Ended up getting the new camera as I recently experience problems with my 1DX. Made a trip during the week of Thankgiving and found that my 1DX wouldn’t focus on my 500mm lens. Experienced issues with the contacts as the mounts were bent up from a previous crash/burn from my kitchen table. Got my lens repaired from a local repair shop in Houston but have to send my camera to Canon as they wouldn’t sell him (or me) a replacement ring mount. Took my old 7D to the Santa Clara ranch a few weeks ago as a back-up but would have had major issues with the low light levels.

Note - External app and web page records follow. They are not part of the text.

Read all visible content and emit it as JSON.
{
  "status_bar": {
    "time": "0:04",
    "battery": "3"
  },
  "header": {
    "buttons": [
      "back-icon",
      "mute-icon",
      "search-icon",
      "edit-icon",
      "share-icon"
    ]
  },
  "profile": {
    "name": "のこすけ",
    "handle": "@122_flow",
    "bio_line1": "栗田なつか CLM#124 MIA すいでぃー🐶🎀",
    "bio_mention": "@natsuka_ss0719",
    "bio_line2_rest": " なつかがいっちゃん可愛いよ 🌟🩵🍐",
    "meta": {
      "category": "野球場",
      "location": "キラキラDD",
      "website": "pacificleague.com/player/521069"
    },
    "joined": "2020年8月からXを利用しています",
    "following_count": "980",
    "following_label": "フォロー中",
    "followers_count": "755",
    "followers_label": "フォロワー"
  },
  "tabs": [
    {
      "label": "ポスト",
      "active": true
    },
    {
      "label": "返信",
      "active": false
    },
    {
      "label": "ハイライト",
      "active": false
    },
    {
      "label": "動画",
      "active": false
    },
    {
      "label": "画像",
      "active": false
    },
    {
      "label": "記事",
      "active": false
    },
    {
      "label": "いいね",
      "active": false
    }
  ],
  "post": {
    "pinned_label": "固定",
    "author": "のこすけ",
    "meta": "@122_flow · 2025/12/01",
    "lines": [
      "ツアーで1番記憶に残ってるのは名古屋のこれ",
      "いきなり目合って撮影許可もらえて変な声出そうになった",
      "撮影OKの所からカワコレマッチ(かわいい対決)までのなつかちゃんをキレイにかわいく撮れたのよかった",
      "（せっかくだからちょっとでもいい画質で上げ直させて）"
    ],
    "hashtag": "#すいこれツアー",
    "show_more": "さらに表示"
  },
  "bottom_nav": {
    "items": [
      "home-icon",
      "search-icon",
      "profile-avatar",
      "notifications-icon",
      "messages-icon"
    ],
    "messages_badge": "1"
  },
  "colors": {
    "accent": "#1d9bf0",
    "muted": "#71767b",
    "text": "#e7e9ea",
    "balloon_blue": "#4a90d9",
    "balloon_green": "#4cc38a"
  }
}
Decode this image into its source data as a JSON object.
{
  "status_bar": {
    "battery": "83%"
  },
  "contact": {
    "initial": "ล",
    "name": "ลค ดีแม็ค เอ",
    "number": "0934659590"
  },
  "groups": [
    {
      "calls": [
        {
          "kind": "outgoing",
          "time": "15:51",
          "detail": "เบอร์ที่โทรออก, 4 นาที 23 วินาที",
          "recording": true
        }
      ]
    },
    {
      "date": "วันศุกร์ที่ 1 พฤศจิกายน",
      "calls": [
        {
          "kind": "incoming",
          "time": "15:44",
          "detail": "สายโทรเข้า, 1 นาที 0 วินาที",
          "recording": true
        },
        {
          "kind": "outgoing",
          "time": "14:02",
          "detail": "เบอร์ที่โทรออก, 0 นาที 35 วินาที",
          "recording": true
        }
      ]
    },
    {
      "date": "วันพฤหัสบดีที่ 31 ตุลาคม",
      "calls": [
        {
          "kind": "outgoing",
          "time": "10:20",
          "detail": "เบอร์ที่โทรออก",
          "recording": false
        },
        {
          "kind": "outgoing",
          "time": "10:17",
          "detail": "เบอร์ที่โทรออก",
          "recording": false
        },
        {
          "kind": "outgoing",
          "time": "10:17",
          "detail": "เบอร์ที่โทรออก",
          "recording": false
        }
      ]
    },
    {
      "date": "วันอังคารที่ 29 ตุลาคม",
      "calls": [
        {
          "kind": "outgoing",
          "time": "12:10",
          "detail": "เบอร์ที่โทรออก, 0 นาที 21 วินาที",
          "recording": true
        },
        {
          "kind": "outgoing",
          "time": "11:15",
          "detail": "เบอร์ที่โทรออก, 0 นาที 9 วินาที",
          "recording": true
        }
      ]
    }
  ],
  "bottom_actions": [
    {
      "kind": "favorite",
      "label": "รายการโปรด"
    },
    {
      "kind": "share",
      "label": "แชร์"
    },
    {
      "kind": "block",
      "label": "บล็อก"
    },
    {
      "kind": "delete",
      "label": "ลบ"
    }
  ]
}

That convinced me that that I needed a newer back-up camera and getting $500 off during black Friday week also helped my cause.
These photos were taken with Canon 7D II with Canon 500mm F4 IS II mounted on Skimmer ground pod with Wimberley II gimbal head.
Aperture priority, 1/1250 sec @ F5, ISO 800, evaluative metering, +1 exposure compensation, 500mm
This photo was a little dull due to being taken before sunrise so I increased the exposure in Photoshop to make it more of a “high key” image which worked better.
Aperture priority, 1/3200 sec @ F5, ISO 800, evaluative metering, +1 exposure compensation, 500mm
Taken after the sun came up
Time for an Avocet flight shot. It’s almost always a group shot with these birds as they travel in flocks.
Taken with Canon 1DX and Canon 500mm F4 IS II with 1.4X III teleconverter mounted on Skimmer ground pod with Wimberley II gimbal head
1/640 sec @ F8, ISO 1600, evaluative metering, +1 exposure compensation
Getting close to a flock of feeding Avocets is always exciting but the photo op’s can be limited if there isn’t any action besides the feeding. You can only take so many photos of birds with their heads in the water. They feed by moving their long curved beaks back and forth to stir up the bugs and crustaceans. The good thing about a flock of feeding Avocets is that there is a constant shifting of positions as the birds move for better access to the food. Focused on these birds as they were landing, just after sunrise.
Taken with Canon 1DX and Canon 500mm F4 IS II with 1.4X III mounted on Skimmer ground pod with Wimberley II gimbal head
1/640 sec @ F8, ISO 4000, evaluative metering, +1 1/3 exposure compensation